Comparing yourself to others can be a good thing, as long as you don’t lose yourself in the process. When you’re focused on another person’s accomplishments, whether in writing, traveling, or life in general, it’s easy lose focus, and to quit moving forward in your own life. If you’re primarily preoccupied with the progress of others, you won’t even notice that your own life has ground to a screeching halt.
Comparing yourself to others becomes a bad thing when the bitterness you might end up feeling shuts down the parts of your mind that are otherwise open, observing and adapting, which are essential tools for any writer. If you envy the way another writer in your group disciplines himself to write first thing in the morning and last thing at night, you’re less likely to ask him how he does what he does, and less likely to do it yourself.
So, take a tip from me… appreciate the gifts of those around you, and let them inspire you to grow, and enhance your own gifts. If you see something that someone else does that brings envy, use that; create with that… learn from that. Trust me… You got this!
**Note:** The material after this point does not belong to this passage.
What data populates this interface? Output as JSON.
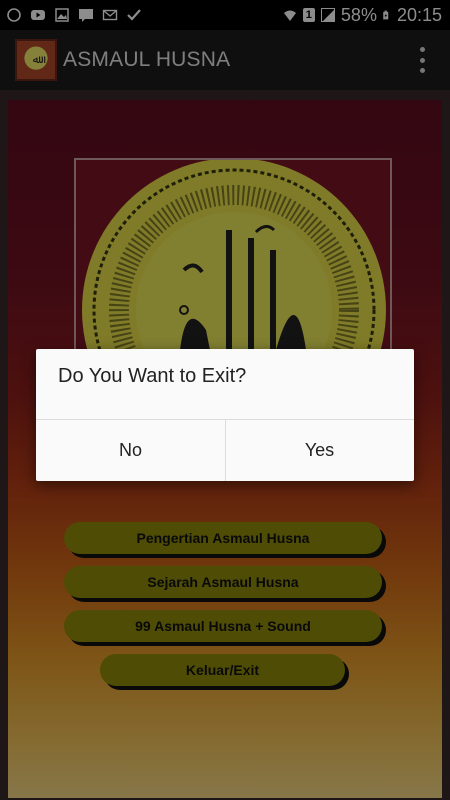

Born in Dayton, Ohio and raised in New York and California, Ken Patton has been passionate about words, theatre and music from an early age. Upon graduating from the University of California, Los Angeles with a BFA in Theatre, Ken continued his career in the Entertainment by spending the next 3 years at Columbia Pictures Television participating in their now defunct on-site talent training program, learning the various aspects of Television production. Ken has been known to serve as a Producer and Story Consultant for various independent features. Ken also works freelance as a Production Manager, Event Manager, and Consultant. Currently, Ken is working on the book and lyrics for an original, contemporary musical Dirty Martini. Workshop performances for Dirty Martini are slated for later this year.